▶ _Problem details_
Going through the data below, find how many lines include the word "true", and reply with that number alone.

** Opening Record extracts block **

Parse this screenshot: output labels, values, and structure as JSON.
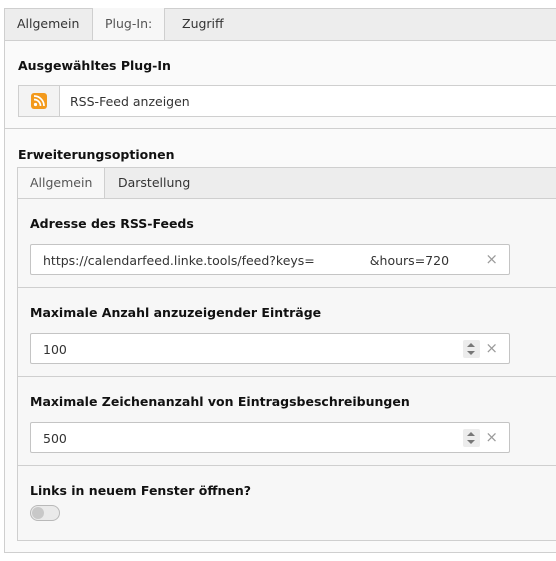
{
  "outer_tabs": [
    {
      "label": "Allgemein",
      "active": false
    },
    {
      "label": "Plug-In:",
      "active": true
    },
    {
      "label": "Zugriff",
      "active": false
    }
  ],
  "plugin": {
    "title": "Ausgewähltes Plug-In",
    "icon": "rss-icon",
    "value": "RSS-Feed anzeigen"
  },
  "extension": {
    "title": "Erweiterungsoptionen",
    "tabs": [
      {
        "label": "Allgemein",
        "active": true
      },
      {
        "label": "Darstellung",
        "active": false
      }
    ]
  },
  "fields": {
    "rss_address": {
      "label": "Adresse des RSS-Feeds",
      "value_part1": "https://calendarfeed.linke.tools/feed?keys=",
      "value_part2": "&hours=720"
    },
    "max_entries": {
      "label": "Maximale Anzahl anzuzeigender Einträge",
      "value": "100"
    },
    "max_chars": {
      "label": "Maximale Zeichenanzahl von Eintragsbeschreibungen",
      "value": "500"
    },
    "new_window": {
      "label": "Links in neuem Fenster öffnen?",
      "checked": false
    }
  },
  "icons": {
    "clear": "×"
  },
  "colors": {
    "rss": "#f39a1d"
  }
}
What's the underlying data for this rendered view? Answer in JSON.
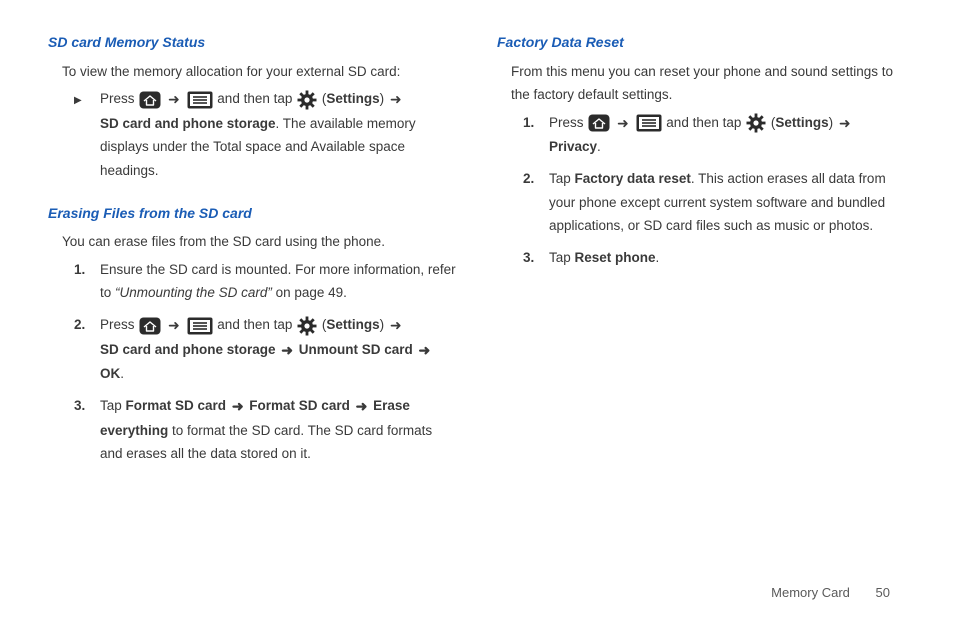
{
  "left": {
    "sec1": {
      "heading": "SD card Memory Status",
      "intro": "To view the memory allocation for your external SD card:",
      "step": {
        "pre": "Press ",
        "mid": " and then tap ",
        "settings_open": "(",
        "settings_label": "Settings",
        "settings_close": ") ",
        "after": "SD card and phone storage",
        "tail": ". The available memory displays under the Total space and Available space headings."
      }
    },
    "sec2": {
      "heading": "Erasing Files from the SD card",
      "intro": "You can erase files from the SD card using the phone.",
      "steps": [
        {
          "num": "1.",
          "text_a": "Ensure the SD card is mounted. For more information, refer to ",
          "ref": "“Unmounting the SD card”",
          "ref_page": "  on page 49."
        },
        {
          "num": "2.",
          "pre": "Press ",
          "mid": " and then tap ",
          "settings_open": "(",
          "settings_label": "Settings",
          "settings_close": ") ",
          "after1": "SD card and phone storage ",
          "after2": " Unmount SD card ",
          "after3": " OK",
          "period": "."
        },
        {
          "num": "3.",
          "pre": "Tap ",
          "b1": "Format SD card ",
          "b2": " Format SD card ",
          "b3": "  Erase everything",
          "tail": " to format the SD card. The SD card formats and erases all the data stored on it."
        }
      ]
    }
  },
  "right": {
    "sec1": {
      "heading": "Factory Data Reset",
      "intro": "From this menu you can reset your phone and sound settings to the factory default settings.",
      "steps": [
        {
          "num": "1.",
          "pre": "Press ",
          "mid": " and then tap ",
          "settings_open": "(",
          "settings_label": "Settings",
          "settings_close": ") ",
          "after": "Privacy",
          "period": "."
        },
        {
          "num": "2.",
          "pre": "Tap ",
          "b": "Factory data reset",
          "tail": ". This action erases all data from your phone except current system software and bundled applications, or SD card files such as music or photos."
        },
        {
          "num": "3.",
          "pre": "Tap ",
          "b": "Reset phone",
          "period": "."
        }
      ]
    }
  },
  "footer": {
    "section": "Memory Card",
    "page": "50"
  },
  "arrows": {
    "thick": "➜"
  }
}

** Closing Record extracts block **
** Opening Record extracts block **

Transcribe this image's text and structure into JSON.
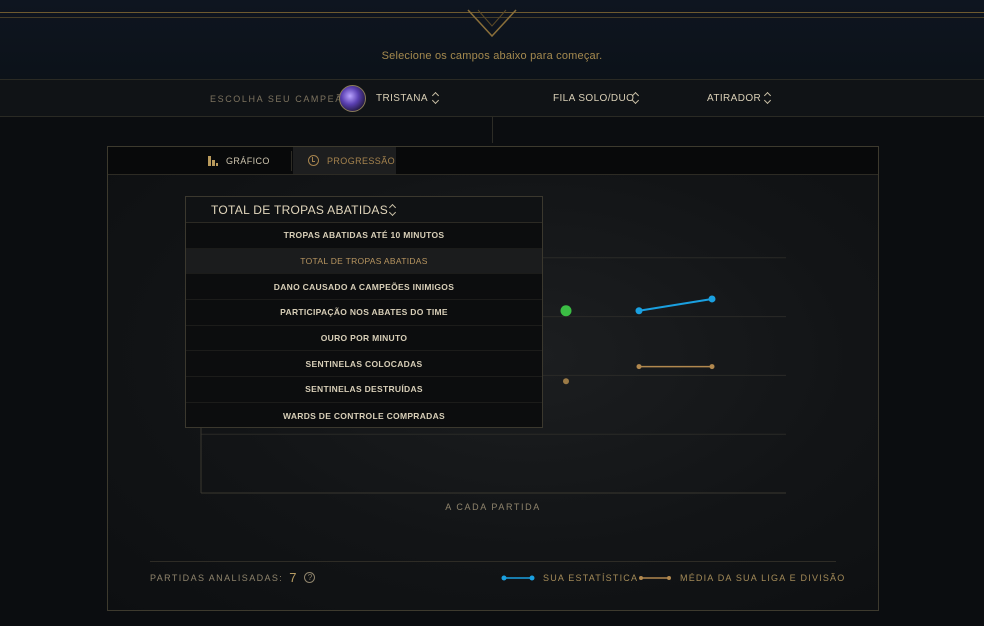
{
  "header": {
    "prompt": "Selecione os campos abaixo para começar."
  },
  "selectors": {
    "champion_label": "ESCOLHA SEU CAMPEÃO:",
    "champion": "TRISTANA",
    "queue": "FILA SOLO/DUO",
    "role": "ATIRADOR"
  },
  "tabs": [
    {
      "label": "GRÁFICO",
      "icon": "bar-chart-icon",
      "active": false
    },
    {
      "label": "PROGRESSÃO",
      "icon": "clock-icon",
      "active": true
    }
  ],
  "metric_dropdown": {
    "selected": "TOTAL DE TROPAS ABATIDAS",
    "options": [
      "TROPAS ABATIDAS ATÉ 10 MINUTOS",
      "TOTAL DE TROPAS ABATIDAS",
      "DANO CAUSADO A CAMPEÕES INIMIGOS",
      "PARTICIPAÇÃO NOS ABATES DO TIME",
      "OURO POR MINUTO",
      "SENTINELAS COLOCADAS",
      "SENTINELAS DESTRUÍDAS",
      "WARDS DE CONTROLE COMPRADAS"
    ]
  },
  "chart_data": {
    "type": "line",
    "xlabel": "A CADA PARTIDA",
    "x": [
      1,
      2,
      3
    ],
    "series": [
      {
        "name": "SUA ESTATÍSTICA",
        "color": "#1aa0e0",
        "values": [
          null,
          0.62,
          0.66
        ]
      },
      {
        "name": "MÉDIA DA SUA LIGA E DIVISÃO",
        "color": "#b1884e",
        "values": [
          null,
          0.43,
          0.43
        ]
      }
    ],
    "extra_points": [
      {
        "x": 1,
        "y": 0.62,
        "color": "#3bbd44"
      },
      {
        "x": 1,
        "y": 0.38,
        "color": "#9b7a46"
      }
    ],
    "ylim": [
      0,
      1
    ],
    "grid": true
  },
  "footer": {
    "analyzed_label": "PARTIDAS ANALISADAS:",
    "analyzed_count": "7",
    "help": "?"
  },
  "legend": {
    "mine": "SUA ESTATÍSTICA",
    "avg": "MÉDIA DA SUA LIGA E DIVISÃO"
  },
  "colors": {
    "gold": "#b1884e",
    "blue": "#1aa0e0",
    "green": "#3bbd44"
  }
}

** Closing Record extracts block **

▶ _Response area_
4